In his first year, Chancellor Meehan began to implement his vision and established his leadership team. He called upon both seasoned members of UMass Lowell’s administration and faculty to provide continuity and deep understanding of the history and traditions of the University and he recruited proven leaders from other Universities to incorporate fresh approaches and ideas. Dr. Jacqueline Moloney, formerly Dean of Continuing Studies, Corporate and Distance Education, was appointed Executive Vice-Chancellor and Patricia McCafferty was appointed as Chief Public Affairs Officer. After a national search process that fully engaged the campus, the Chancellor announced the appointment of the new Provost, Dr. Ahmed Abdelal, who came to UMass Lowell from Northeastern University, where he served as Provost and Senior Vice President of Academic Affairs. Since that time Joanne Yestramski, who served as as Chief Financial Officer and Treasurer of the University of Maine System, was appointed Vice Chancellor for Administration and Finance and Edward Chiu, who served as Associate Vice President for institutional advancement at Providence College, was appointed Vice Chancellor for Advancement. In the ensuing four years, each Vice Chancellor has crafted leadership teams to build academic programs, expand facilities, and ensure secure stewardship of the university.  

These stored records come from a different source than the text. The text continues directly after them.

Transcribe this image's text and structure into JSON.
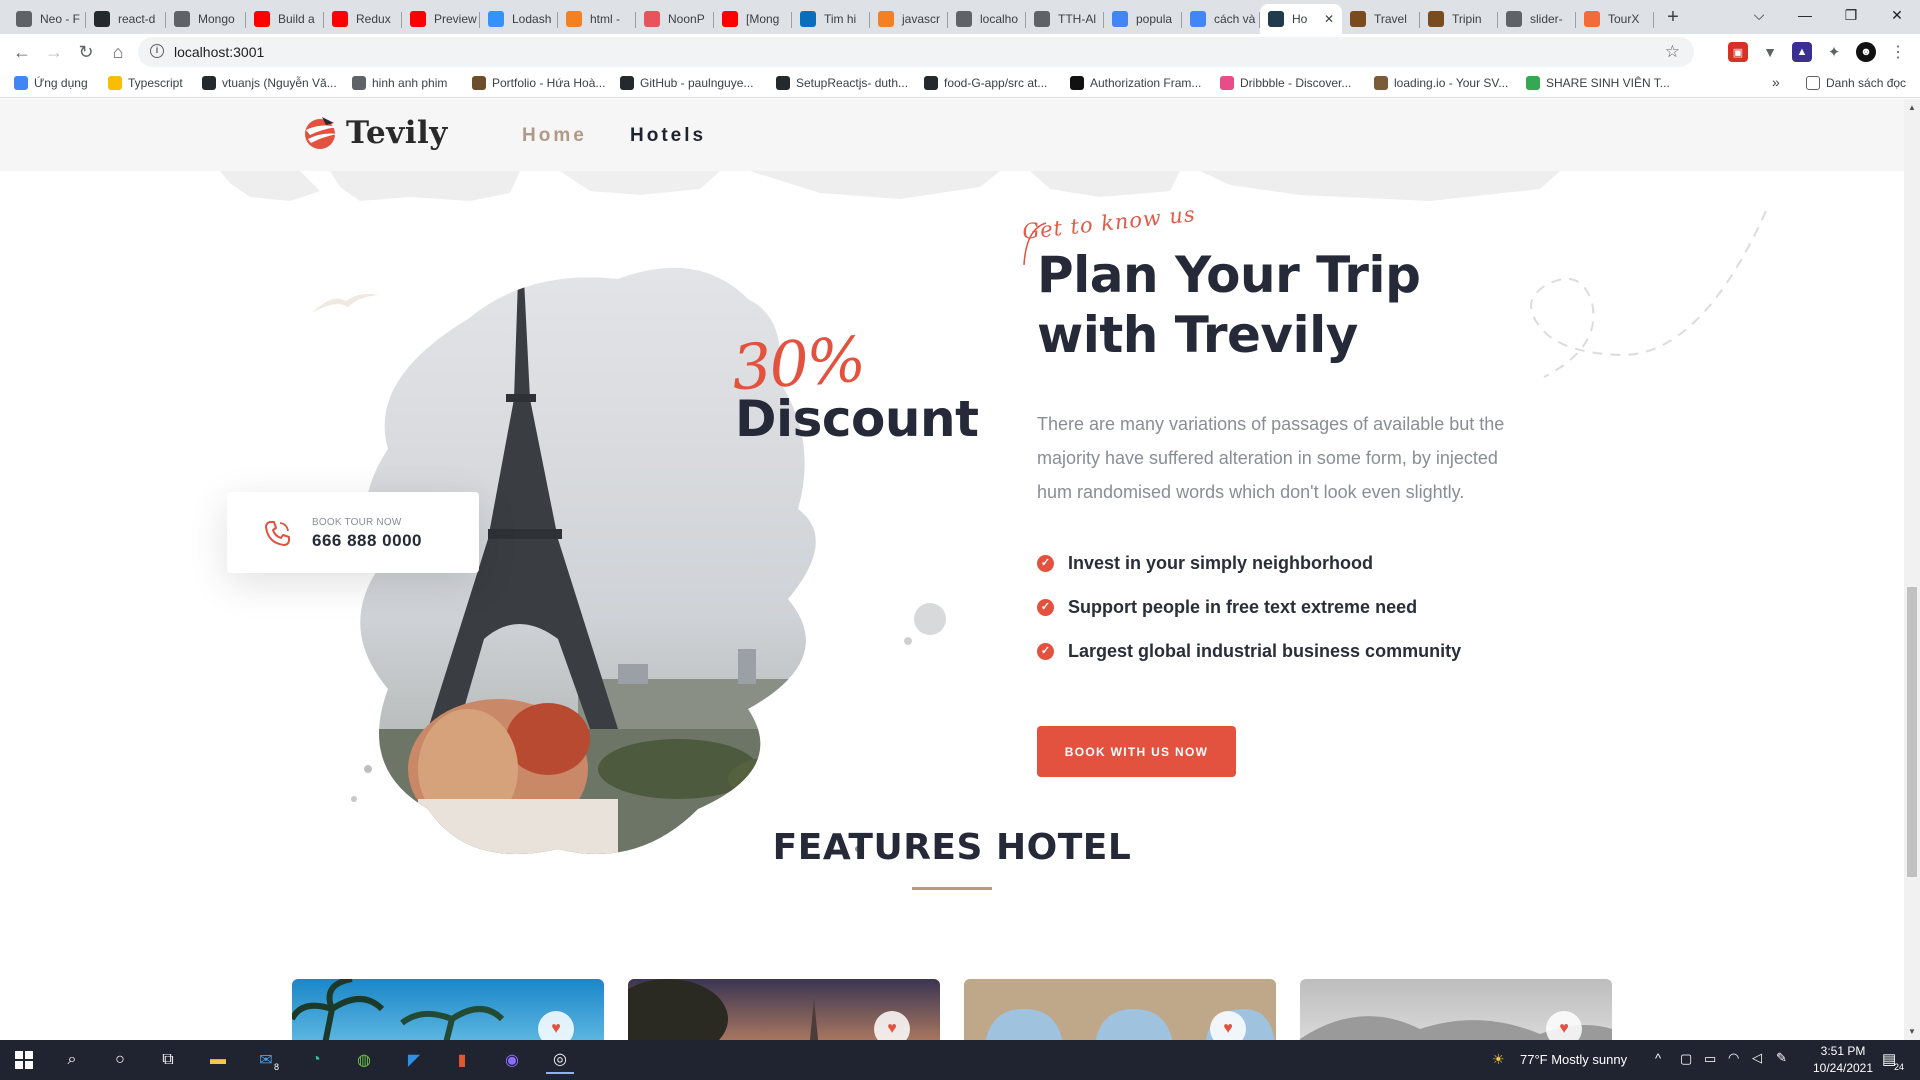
{
  "browser": {
    "tabs": [
      {
        "title": "Neo - F",
        "color": "#5f6368"
      },
      {
        "title": "react-d",
        "color": "#24292e"
      },
      {
        "title": "Mongo",
        "color": "#5f6368"
      },
      {
        "title": "Build a",
        "color": "#ff0000"
      },
      {
        "title": "Redux",
        "color": "#ff0000"
      },
      {
        "title": "Preview",
        "color": "#ff0000"
      },
      {
        "title": "Lodash",
        "color": "#3492ff"
      },
      {
        "title": "html -",
        "color": "#f48024"
      },
      {
        "title": "NoonP",
        "color": "#e8545c"
      },
      {
        "title": "[Mong",
        "color": "#ff0000"
      },
      {
        "title": "Tim hi",
        "color": "#0a6ebd"
      },
      {
        "title": "javascr",
        "color": "#f48024"
      },
      {
        "title": "localho",
        "color": "#5f6368"
      },
      {
        "title": "TTH-Al",
        "color": "#5f6368"
      },
      {
        "title": "popula",
        "color": "#4285f4"
      },
      {
        "title": "cách và",
        "color": "#4285f4"
      },
      {
        "title": "Ho",
        "color": "#1f3b4d",
        "active": true
      },
      {
        "title": "Travel",
        "color": "#7a4b1f"
      },
      {
        "title": "Tripin",
        "color": "#7a4b1f"
      },
      {
        "title": "slider-",
        "color": "#5f6368"
      },
      {
        "title": "TourX",
        "color": "#f36b3b"
      }
    ],
    "url": "localhost:3001",
    "bookmarks": [
      {
        "label": "Ứng dụng",
        "color": "#4285f4"
      },
      {
        "label": "Typescript",
        "color": "#fbbc05"
      },
      {
        "label": "vtuanjs (Nguyễn Vă...",
        "color": "#24292e"
      },
      {
        "label": "hinh anh phim",
        "color": "#5f6368"
      },
      {
        "label": "Portfolio - Hứa Hoà...",
        "color": "#6b4f2a"
      },
      {
        "label": "GitHub - paulnguye...",
        "color": "#24292e"
      },
      {
        "label": "SetupReactjs- duth...",
        "color": "#24292e"
      },
      {
        "label": "food-G-app/src at...",
        "color": "#24292e"
      },
      {
        "label": "Authorization Fram...",
        "color": "#111111"
      },
      {
        "label": "Dribbble - Discover...",
        "color": "#ea4c89"
      },
      {
        "label": "loading.io - Your SV...",
        "color": "#7a5b3a"
      },
      {
        "label": "SHARE SINH VIÊN T...",
        "color": "#34a853"
      }
    ],
    "bookmarks_more": "»",
    "reading_list": "Danh sách đọc"
  },
  "site": {
    "logo": "Tevily",
    "nav": [
      {
        "label": "Home",
        "color": "#b09a86"
      },
      {
        "label": "Hotels",
        "color": "#1f2230"
      }
    ],
    "about": {
      "tagline": "Get to know us",
      "headline": "Plan Your Trip with Trevily",
      "description": "There are many variations of passages of available but the majority have suffered alteration in some form, by injected hum randomised words which don't look even slightly.",
      "checklist": [
        "Invest in your simply neighborhood",
        "Support people in free text extreme need",
        "Largest global industrial business community"
      ],
      "cta": "BOOK WITH US NOW",
      "discount_value": "30%",
      "discount_label": "Discount",
      "book_label": "BOOK TOUR NOW",
      "book_phone": "666 888 0000"
    },
    "features": {
      "title": "FEATURES HOTEL",
      "cards": [
        {
          "name": "hotel-card-1"
        },
        {
          "name": "hotel-card-2"
        },
        {
          "name": "hotel-card-3"
        },
        {
          "name": "hotel-card-4"
        }
      ]
    },
    "accent": "#e2523f"
  },
  "taskbar": {
    "mail_badge": "8",
    "weather": "77°F  Mostly sunny",
    "time": "3:51 PM",
    "date": "10/24/2021",
    "notifications": "24"
  }
}
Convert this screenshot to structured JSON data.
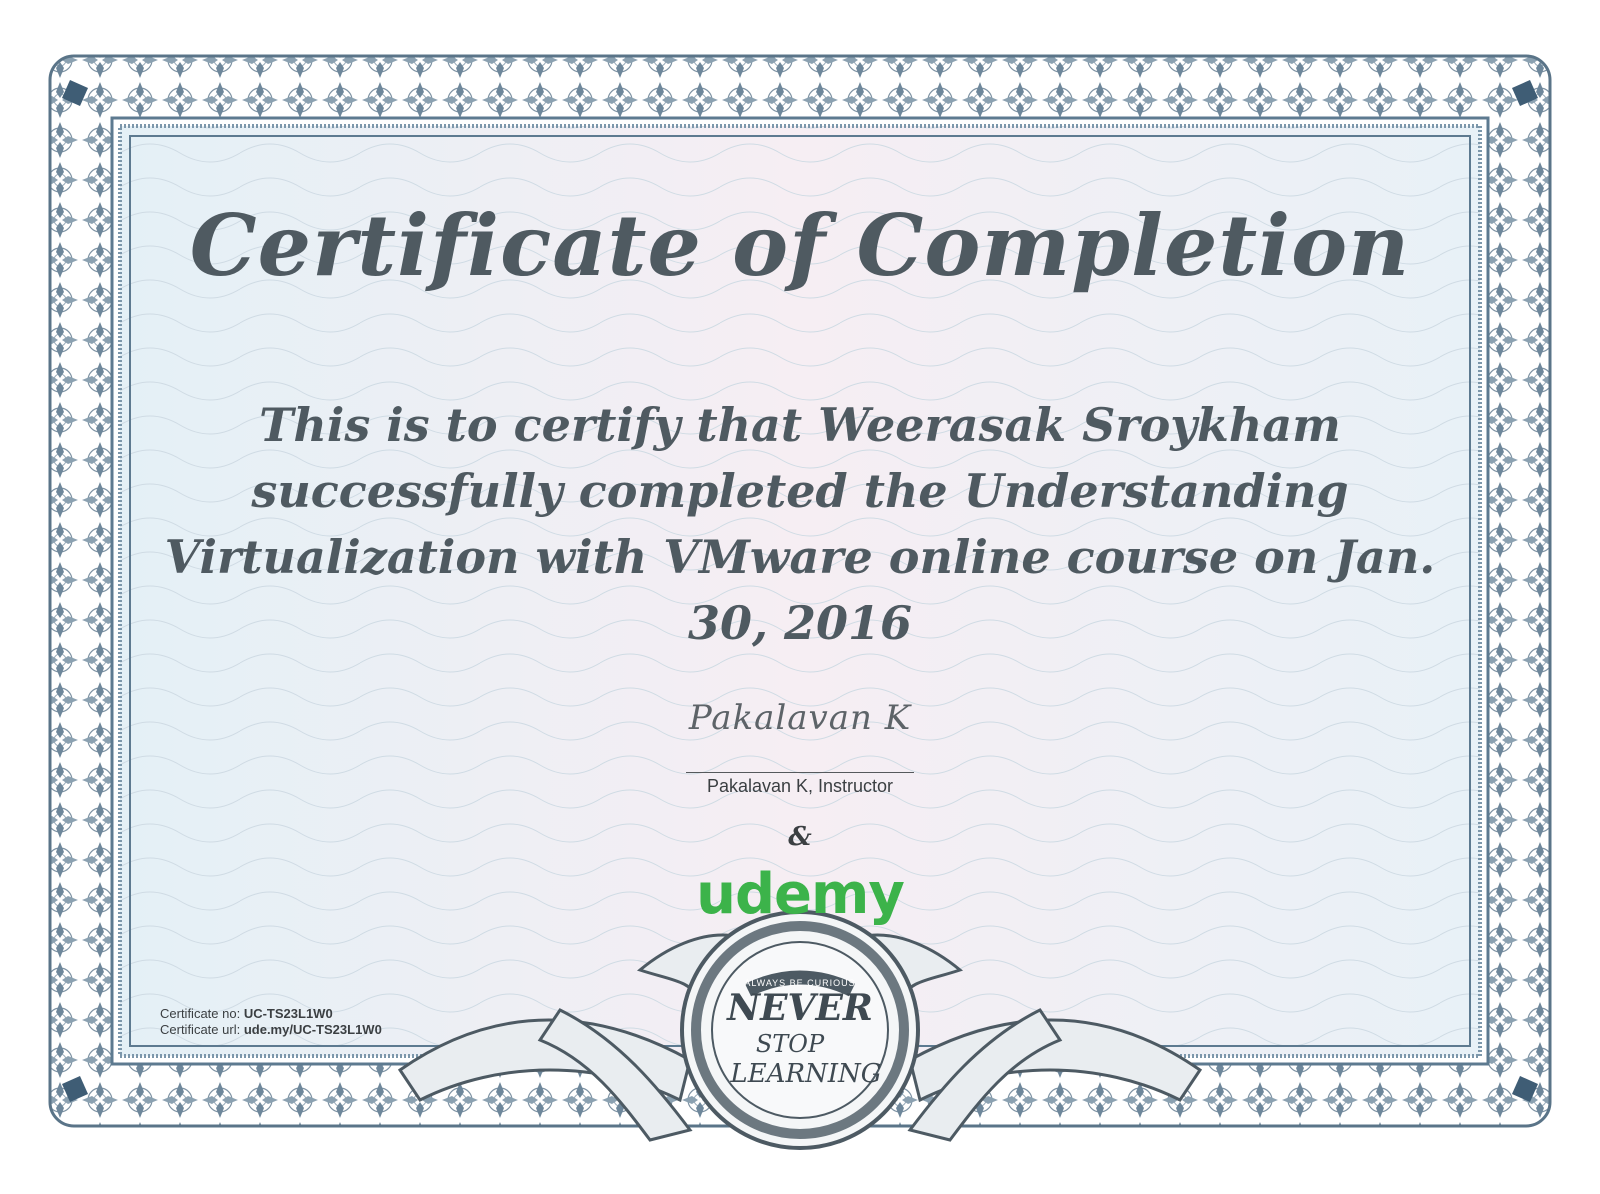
{
  "certificate": {
    "title": "Certificate of Completion",
    "body_lines": [
      "This is to certify that Weerasak Sroykham",
      "successfully completed the Understanding",
      "Virtualization with VMware online course on Jan.",
      "30, 2016"
    ],
    "signature_script": "Pakalavan K",
    "signature_caption": "Pakalavan K, Instructor",
    "ampersand": "&",
    "logo_text": "udemy",
    "certificate_no_label": "Certificate no:",
    "certificate_no": "UC-TS23L1W0",
    "certificate_url_label": "Certificate url:",
    "certificate_url": "ude.my/UC-TS23L1W0",
    "seal": {
      "top_text": "ALWAYS BE CURIOUS",
      "line1": "NEVER",
      "line2": "STOP",
      "line3": "LEARNING"
    }
  },
  "colors": {
    "text": "#4f5a61",
    "frame": "#55738c",
    "logo": "#3cb34a",
    "panel_left": "#e6f1f6",
    "panel_mid": "#f5eef3",
    "panel_right": "#e9f1f6"
  }
}
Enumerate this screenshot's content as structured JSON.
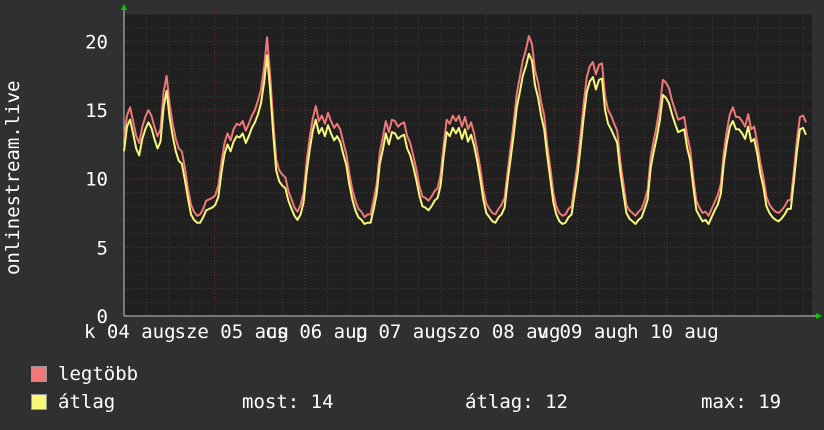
{
  "chart_data": {
    "type": "line",
    "ylabel": "onlinestream.live",
    "ylim": [
      0,
      22
    ],
    "yticks": [
      0,
      5,
      10,
      15,
      20
    ],
    "grid": true,
    "x_ticks": [
      {
        "label": "k 04 aug"
      },
      {
        "label": "sze 05 aug"
      },
      {
        "label": "cs 06 aug"
      },
      {
        "label": "p 07 aug"
      },
      {
        "label": "szo 08 aug"
      },
      {
        "label": "v 09 aug"
      },
      {
        "label": "h 10 aug"
      }
    ],
    "x_range_days": 7.6,
    "series": [
      {
        "name": "legtöbb",
        "color": "#f07878",
        "values": [
          12.8,
          14.6,
          15.2,
          14.2,
          13.1,
          12.6,
          13.8,
          14.5,
          15.0,
          14.6,
          13.8,
          13.1,
          13.6,
          16.3,
          17.5,
          15.4,
          14.0,
          12.9,
          12.2,
          12.0,
          10.8,
          9.3,
          8.1,
          7.6,
          7.3,
          7.4,
          7.8,
          8.4,
          8.5,
          8.6,
          8.8,
          9.5,
          11.2,
          12.6,
          13.3,
          12.8,
          13.6,
          14.0,
          13.9,
          14.2,
          13.5,
          14.0,
          14.6,
          15.0,
          15.7,
          16.5,
          18.1,
          20.3,
          17.6,
          14.2,
          11.4,
          10.6,
          10.3,
          10.1,
          9.1,
          8.5,
          7.9,
          7.6,
          8.1,
          9.0,
          11.3,
          13.0,
          14.4,
          15.3,
          14.2,
          14.6,
          14.0,
          14.8,
          14.2,
          13.7,
          14.0,
          13.6,
          12.7,
          11.8,
          10.4,
          9.2,
          8.4,
          7.8,
          7.6,
          7.2,
          7.4,
          7.4,
          8.5,
          9.6,
          11.9,
          13.0,
          14.2,
          13.4,
          14.3,
          14.2,
          13.8,
          14.0,
          14.1,
          13.1,
          12.6,
          11.7,
          10.7,
          9.5,
          8.7,
          8.6,
          8.4,
          8.7,
          9.1,
          9.3,
          10.3,
          12.5,
          14.3,
          14.0,
          14.6,
          14.2,
          14.6,
          13.8,
          14.5,
          13.6,
          14.1,
          13.3,
          12.1,
          10.8,
          9.2,
          8.2,
          7.8,
          7.5,
          7.4,
          7.8,
          8.1,
          8.6,
          10.5,
          12.3,
          14.1,
          16.2,
          17.4,
          18.6,
          19.4,
          20.4,
          19.8,
          17.9,
          17.0,
          15.6,
          14.6,
          12.5,
          10.8,
          9.0,
          8.0,
          7.5,
          7.3,
          7.4,
          7.8,
          8.0,
          9.6,
          11.2,
          13.3,
          15.5,
          17.4,
          18.2,
          18.5,
          17.6,
          18.3,
          18.4,
          16.0,
          15.0,
          14.6,
          14.0,
          13.5,
          11.3,
          9.7,
          8.1,
          7.7,
          7.5,
          7.3,
          7.6,
          7.8,
          8.4,
          9.2,
          11.6,
          12.8,
          13.9,
          15.3,
          17.2,
          17.0,
          16.6,
          15.7,
          15.0,
          14.3,
          14.4,
          14.5,
          13.1,
          12.1,
          10.1,
          8.4,
          7.9,
          7.5,
          7.6,
          7.3,
          7.8,
          8.3,
          8.8,
          9.6,
          11.9,
          13.5,
          14.7,
          15.2,
          14.5,
          14.5,
          14.2,
          13.8,
          14.7,
          13.6,
          13.8,
          12.6,
          11.2,
          10.1,
          8.7,
          8.1,
          7.8,
          7.6,
          7.5,
          7.7,
          8.0,
          8.4,
          8.5,
          10.5,
          12.8,
          14.5,
          14.6,
          14.1
        ]
      },
      {
        "name": "átlag",
        "color": "#f8f878",
        "values": [
          12.0,
          13.8,
          14.3,
          13.3,
          12.2,
          11.7,
          12.9,
          13.6,
          14.1,
          13.7,
          12.9,
          12.2,
          12.7,
          15.2,
          16.4,
          14.4,
          13.1,
          12.0,
          11.3,
          11.1,
          9.9,
          8.6,
          7.4,
          7.0,
          6.8,
          6.8,
          7.2,
          7.7,
          7.8,
          7.9,
          8.1,
          8.7,
          10.4,
          11.8,
          12.5,
          12.0,
          12.7,
          13.1,
          13.0,
          13.3,
          12.6,
          13.1,
          13.7,
          14.1,
          14.7,
          15.5,
          17.0,
          19.0,
          16.5,
          13.3,
          10.6,
          9.8,
          9.5,
          9.3,
          8.4,
          7.8,
          7.3,
          7.0,
          7.4,
          8.3,
          10.5,
          12.1,
          13.5,
          14.3,
          13.3,
          13.7,
          13.1,
          13.9,
          13.3,
          12.8,
          13.1,
          12.7,
          11.8,
          11.0,
          9.6,
          8.5,
          7.7,
          7.2,
          7.0,
          6.7,
          6.8,
          6.8,
          7.8,
          8.9,
          11.1,
          12.1,
          13.3,
          12.5,
          13.4,
          13.3,
          12.9,
          13.1,
          13.2,
          12.2,
          11.7,
          10.9,
          9.9,
          8.8,
          8.0,
          7.9,
          7.7,
          8.0,
          8.4,
          8.6,
          9.5,
          11.7,
          13.4,
          13.1,
          13.7,
          13.3,
          13.7,
          12.9,
          13.6,
          12.7,
          13.2,
          12.4,
          11.3,
          10.0,
          8.5,
          7.5,
          7.2,
          6.9,
          6.8,
          7.2,
          7.4,
          7.9,
          9.8,
          11.5,
          13.2,
          15.2,
          16.3,
          17.5,
          18.2,
          19.1,
          18.6,
          16.8,
          15.9,
          14.6,
          13.6,
          11.7,
          10.0,
          8.3,
          7.4,
          6.9,
          6.7,
          6.8,
          7.2,
          7.4,
          8.9,
          10.4,
          12.4,
          14.5,
          16.3,
          17.1,
          17.4,
          16.5,
          17.2,
          17.3,
          15.0,
          14.0,
          13.6,
          13.1,
          12.6,
          10.5,
          9.0,
          7.5,
          7.1,
          6.9,
          6.7,
          7.0,
          7.2,
          7.8,
          8.5,
          10.8,
          12.0,
          13.0,
          14.3,
          16.1,
          15.9,
          15.5,
          14.7,
          14.0,
          13.4,
          13.5,
          13.6,
          12.2,
          11.3,
          9.4,
          7.7,
          7.3,
          6.9,
          7.0,
          6.7,
          7.2,
          7.7,
          8.1,
          8.9,
          11.1,
          12.6,
          13.8,
          14.2,
          13.6,
          13.6,
          13.3,
          12.9,
          13.8,
          12.7,
          12.9,
          11.8,
          10.4,
          9.4,
          8.0,
          7.5,
          7.2,
          7.0,
          6.9,
          7.1,
          7.4,
          7.8,
          7.8,
          9.8,
          12.0,
          13.6,
          13.7,
          13.2
        ]
      }
    ],
    "stats": {
      "most": {
        "label": "most:",
        "value": "14"
      },
      "avg": {
        "label": "átlag:",
        "value": "12"
      },
      "max": {
        "label": "max:",
        "value": "19"
      }
    }
  }
}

In 2008 the campus leadership, led by Provost Ahmed Abdelal and Executive Vice Chancellor Jacqueline Maloney, called the campus community together to craft a strategic plan to further articulate a vision of UMass Lowell in the year 2020 and to create a blueprint to achieve that vision. More than 200 faculty, staff and students engaged in a thoughtful and lengthy process, in which they examined all aspects of the University and identified indices and benchmarks that would allow the University to continuously measure its progress. Through this planning process, 25 strategic indicators were identified to track and evaluate success. These indicators, organized around five pillars of excellence, are known as the “report card,” and are published on the UMass Lowell website at The report card documents progress over the past five years, and identifies a five-year goal for each of the 25 indicators.